The 10-year-old eventually fell asleep. "When I woke up it was a miracle because I was in another village." He was miraculously reunited with his mother and siblings. They are now living in a van outside the center as they cannot stand the stench inside.
"We are getting sick, my siblings are always coughing because it is very cold and we don't have any dry clothes at the moment. We don't have anything with us," he said. The children are drinking water from a hose and it is not clean.
The storm's path of destruction is more than 300 miles wide. The megastorm is projected to be one of the worst in recorded history. According to the latest report from CNN, up to 10,000 people have perished due to the catastrophic typhoon.
Lynette Lyn, communications manager in Asia for Save the Children, wrote a post for the group's website on Sunday from Tacloban, Philippines, about the deadly storm.
"Strong winds and heavy rains seemed manageable at first, but after an hour of constant pounding, I knew something was about to give way," Lyn wrote. "All four sides of this building in the Department of Education compound were hit. After the glass windows broke on one side, all six staff from Save the Children including myself evacuated to the next, and then next, until we found ourselves in our final safe room."

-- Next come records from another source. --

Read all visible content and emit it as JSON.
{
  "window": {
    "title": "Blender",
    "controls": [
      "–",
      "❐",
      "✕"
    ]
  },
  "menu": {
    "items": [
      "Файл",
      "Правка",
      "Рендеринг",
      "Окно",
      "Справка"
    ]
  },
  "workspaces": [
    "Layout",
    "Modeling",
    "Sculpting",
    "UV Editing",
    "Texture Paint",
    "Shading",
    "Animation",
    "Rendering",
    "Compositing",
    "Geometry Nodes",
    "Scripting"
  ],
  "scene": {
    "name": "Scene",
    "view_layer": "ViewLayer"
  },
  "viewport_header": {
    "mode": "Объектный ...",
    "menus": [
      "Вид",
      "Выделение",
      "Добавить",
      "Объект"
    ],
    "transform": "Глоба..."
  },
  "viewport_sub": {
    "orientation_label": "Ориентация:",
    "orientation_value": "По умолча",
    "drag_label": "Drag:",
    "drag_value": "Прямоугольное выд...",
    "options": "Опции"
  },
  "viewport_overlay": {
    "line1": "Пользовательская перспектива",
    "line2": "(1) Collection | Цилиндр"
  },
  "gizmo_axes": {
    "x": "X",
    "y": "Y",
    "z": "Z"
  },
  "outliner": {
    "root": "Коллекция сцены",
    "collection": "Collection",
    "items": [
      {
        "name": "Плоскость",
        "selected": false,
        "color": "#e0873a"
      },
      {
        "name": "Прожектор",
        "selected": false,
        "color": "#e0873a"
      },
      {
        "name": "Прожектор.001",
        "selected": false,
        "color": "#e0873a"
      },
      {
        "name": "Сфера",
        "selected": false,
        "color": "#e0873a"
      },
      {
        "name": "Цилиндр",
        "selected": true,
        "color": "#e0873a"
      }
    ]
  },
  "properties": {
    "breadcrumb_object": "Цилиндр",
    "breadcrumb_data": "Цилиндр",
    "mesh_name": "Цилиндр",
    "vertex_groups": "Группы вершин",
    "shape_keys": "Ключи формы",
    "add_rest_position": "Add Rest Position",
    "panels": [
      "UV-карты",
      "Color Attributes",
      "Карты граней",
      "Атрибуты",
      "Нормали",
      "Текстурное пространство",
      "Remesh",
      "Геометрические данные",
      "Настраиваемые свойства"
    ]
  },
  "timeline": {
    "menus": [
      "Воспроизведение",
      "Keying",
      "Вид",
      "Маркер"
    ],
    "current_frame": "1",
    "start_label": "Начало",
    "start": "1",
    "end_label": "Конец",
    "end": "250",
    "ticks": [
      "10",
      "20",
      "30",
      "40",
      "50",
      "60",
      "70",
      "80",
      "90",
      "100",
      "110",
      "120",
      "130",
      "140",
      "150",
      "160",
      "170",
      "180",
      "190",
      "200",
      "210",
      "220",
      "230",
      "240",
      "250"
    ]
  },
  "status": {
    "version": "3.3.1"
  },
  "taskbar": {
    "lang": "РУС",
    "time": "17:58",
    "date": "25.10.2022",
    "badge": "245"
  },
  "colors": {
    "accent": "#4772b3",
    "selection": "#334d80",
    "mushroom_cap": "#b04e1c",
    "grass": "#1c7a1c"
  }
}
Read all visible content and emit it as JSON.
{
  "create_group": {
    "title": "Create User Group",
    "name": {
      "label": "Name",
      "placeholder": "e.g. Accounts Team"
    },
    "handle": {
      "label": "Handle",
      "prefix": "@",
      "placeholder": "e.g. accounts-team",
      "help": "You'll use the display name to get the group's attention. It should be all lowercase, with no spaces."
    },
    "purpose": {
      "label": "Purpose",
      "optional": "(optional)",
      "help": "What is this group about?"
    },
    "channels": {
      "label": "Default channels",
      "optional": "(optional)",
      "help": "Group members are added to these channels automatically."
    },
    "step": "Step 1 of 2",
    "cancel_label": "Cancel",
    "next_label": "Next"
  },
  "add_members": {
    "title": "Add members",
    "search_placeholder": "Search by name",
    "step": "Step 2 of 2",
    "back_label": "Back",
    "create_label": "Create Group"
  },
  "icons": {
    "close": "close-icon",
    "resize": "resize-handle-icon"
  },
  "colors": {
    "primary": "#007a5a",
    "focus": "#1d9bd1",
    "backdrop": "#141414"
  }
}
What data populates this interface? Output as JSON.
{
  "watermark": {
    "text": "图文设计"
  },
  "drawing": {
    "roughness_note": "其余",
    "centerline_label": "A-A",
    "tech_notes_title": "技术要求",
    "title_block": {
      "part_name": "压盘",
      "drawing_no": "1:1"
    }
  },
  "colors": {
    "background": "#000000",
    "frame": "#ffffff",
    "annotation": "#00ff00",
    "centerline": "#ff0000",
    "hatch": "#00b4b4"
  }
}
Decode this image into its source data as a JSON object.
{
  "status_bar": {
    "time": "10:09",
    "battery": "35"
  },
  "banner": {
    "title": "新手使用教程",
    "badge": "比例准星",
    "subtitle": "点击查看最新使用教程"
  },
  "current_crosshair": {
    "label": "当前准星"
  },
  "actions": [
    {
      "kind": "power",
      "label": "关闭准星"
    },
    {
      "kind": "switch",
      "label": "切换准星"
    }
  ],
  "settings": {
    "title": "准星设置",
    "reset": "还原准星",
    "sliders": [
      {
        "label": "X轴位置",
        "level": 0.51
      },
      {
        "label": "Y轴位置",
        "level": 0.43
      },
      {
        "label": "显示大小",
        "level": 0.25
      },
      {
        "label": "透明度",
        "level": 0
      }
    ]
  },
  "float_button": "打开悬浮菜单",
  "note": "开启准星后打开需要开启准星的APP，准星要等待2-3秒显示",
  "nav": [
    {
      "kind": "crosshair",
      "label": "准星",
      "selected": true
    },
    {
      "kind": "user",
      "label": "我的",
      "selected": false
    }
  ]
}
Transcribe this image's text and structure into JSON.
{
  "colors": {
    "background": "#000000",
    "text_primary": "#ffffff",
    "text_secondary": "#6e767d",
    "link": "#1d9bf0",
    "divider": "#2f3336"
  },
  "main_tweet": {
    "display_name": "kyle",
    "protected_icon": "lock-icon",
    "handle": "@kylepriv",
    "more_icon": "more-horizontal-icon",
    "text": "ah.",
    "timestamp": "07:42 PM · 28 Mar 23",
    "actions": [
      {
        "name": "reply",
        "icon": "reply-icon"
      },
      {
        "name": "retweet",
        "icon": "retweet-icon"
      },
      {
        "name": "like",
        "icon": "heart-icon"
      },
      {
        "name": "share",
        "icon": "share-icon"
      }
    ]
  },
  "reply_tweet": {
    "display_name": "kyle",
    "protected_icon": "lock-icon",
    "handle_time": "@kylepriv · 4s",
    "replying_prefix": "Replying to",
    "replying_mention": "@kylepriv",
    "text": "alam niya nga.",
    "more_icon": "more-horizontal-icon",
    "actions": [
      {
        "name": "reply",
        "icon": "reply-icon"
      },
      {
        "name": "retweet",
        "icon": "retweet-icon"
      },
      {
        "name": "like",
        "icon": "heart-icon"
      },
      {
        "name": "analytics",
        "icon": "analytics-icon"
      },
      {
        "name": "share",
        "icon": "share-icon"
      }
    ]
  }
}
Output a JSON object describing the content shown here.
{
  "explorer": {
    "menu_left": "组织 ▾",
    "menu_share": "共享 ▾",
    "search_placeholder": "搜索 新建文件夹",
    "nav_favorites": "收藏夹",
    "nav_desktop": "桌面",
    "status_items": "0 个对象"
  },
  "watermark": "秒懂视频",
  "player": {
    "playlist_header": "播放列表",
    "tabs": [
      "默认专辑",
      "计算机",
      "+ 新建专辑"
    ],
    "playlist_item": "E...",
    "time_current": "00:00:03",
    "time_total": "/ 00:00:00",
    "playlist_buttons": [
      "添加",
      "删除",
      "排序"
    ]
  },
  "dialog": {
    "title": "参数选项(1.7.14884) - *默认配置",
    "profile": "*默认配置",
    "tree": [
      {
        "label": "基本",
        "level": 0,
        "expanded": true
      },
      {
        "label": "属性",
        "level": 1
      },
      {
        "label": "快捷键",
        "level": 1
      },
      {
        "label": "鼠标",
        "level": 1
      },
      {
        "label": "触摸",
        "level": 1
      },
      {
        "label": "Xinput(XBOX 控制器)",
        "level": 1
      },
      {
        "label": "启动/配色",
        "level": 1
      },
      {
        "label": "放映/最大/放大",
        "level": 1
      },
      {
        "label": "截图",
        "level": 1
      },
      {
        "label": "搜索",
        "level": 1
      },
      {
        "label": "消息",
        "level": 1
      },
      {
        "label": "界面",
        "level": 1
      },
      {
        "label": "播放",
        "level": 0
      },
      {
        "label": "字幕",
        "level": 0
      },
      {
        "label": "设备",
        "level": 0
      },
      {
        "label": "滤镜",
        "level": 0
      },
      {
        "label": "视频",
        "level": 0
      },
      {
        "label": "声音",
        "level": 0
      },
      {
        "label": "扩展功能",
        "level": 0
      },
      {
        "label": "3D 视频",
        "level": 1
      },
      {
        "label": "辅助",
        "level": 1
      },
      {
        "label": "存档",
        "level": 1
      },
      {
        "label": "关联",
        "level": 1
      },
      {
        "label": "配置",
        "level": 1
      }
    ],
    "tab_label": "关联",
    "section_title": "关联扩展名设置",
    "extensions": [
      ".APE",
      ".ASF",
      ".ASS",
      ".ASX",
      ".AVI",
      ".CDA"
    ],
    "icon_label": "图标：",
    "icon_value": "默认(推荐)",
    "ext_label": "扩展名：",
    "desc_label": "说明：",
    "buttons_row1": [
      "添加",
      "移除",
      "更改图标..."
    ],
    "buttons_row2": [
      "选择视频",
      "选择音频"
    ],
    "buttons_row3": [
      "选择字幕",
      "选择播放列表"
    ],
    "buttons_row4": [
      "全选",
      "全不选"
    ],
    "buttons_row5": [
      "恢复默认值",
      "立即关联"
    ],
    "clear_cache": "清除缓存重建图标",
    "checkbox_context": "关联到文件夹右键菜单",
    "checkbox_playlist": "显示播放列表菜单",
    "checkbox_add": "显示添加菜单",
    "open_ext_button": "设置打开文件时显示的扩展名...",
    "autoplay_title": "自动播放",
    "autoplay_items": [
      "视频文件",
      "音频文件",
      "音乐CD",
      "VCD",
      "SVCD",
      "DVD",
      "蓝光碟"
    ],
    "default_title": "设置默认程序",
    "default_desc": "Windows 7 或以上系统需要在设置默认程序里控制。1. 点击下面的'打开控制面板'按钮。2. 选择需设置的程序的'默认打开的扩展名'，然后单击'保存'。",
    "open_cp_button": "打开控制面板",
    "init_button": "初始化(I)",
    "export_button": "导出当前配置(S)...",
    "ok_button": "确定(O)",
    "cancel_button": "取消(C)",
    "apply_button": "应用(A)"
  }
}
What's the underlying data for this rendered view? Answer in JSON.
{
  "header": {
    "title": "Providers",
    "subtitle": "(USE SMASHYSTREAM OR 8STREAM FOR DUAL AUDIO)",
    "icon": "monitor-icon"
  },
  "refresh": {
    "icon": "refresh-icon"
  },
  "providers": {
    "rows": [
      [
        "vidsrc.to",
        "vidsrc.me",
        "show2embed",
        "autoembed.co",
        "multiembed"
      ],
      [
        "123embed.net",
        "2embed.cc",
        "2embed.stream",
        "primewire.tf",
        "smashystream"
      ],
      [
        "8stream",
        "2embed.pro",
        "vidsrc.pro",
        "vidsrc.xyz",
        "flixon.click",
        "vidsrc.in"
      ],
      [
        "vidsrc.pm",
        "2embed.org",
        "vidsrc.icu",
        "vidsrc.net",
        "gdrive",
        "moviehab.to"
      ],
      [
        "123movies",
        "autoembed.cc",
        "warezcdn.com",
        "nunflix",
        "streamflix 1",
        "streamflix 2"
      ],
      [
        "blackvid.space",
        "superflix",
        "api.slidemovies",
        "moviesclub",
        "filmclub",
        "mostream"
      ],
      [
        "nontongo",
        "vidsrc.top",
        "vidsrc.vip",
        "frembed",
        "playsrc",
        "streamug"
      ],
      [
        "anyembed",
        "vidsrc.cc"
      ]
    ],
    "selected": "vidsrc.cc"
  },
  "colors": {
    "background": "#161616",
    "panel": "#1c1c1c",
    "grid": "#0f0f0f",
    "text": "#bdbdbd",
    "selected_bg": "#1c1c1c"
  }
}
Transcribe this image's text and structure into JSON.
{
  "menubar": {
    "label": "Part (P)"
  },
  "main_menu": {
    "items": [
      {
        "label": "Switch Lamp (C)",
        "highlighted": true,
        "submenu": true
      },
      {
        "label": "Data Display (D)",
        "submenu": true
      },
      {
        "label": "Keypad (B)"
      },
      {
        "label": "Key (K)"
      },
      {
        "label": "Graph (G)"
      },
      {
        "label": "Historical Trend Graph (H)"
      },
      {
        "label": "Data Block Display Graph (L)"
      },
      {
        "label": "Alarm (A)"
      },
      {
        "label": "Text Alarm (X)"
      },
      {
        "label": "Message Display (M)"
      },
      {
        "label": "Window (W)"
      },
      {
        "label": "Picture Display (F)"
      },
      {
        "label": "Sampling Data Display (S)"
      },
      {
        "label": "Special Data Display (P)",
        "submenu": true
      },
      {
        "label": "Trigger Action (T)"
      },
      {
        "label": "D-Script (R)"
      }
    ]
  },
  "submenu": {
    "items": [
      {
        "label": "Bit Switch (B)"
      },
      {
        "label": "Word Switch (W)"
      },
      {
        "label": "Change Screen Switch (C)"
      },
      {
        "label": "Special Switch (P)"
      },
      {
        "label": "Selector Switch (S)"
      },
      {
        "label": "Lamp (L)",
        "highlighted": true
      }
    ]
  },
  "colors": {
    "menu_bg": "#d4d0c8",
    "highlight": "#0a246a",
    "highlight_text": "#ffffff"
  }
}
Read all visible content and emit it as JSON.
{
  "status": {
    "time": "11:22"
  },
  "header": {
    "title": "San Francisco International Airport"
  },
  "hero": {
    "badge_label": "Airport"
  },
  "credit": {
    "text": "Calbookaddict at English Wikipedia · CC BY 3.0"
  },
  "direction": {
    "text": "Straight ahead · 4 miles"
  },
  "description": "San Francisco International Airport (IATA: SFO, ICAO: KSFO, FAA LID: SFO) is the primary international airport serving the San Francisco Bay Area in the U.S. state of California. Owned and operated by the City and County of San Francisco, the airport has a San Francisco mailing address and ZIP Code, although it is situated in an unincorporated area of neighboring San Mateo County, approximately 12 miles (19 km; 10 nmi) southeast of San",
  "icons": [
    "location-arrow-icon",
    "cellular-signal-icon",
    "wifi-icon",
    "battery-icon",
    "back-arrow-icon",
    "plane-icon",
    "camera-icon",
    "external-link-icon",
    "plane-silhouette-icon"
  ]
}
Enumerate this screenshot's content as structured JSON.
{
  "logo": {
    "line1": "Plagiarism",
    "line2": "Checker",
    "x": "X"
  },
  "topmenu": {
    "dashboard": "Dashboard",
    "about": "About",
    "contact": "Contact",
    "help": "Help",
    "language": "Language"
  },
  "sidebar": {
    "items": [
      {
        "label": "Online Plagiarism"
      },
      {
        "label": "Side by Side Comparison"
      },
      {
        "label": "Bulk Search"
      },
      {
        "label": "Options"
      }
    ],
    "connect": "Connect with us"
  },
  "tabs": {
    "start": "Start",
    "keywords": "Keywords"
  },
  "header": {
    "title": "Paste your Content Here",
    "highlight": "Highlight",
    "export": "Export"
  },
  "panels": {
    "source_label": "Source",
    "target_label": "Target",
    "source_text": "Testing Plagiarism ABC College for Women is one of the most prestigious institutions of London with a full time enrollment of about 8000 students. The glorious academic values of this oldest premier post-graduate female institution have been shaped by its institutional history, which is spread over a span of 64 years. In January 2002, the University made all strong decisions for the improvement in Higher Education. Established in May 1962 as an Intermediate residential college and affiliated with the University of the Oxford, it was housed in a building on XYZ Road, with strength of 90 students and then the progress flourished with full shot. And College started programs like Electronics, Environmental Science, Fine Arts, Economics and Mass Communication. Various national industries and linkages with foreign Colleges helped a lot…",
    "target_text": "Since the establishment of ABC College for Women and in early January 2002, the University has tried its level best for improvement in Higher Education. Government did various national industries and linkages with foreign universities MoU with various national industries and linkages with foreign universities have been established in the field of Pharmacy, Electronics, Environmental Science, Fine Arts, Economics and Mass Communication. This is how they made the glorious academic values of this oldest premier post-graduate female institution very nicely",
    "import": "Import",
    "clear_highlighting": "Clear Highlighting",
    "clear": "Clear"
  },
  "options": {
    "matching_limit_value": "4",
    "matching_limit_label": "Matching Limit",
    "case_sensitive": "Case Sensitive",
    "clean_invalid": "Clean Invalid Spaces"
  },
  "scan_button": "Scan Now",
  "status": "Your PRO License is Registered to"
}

Lyn and the other staffers worried about the safety of the children in the town, who live in less sturdy buildings with zinc roof, as the rain pounded and the wind swept branches and debris through the area.
"At the height of the storm’s prowess, the only thing I could see was the tree about to crash through the window while hoping that the ceiling would not fall on us," Lyn wrote.
"We know that the storm we’ve just seen must have brought about severe damage and destruction, and possibly the loss of many lives."
Save the Children will be working to reach the worst-affected children and their families, she said.
To make a donation to Save the Children to help with its work, visit the group's website.